The city of Brussels has had a renowned artist scene for many years. The famous Belgian surrealist René Magritte, for example, studied in Brussels. The city is also a capital of the comic strip; some treasured Belgian characters are Lucky Luke, Tintin, Cubitus, Gaston Lagaffe and Marsupilami. Throughout the city walls are painted with large motifs of comic book characters, and the interiors of some Metro stations are designed by artists.
The Belgian Comics Museum combines two artistic leitmotifs of Brussels, being a museum devoted to Belgian comic strips, housed in the former Waucquez department store, designed by Victor Horta in the Art Nouveau style.
Brussels contains over 80 museums, including the Museum of Modern Art, and the Royal Museums of Fine Arts of Belgium. The museum has an extensive collection of various painters, such as the Flemish painters like Bruegel, Rogier van der Weyden, Robert Campin, Anthony van Dyck, and Jacob Jordaens. The recently opened Magritte Museum houses the world's largest collection of the works of the surrealist René Magritte.
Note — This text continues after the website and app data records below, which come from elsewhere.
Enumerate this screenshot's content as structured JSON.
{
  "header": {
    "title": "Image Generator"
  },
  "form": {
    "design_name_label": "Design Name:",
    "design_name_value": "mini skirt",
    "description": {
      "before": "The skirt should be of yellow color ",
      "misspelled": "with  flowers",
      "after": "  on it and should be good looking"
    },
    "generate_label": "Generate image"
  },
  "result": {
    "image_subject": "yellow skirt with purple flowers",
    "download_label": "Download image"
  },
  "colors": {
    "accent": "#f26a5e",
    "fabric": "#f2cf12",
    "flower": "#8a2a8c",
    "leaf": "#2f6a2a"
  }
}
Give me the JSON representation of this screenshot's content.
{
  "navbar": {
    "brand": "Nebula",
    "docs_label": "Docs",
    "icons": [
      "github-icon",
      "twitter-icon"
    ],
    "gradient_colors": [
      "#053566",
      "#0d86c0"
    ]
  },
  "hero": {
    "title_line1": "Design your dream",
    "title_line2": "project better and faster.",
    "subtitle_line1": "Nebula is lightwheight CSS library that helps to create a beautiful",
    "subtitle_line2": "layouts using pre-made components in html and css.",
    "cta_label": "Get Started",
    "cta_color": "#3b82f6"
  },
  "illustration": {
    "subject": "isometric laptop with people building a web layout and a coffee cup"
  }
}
The King Baudouin Stadium is a concert and competition facility with a 50,000 seat capacity, the largest in Belgium. The site was formerly occupied by the Heysel Stadium.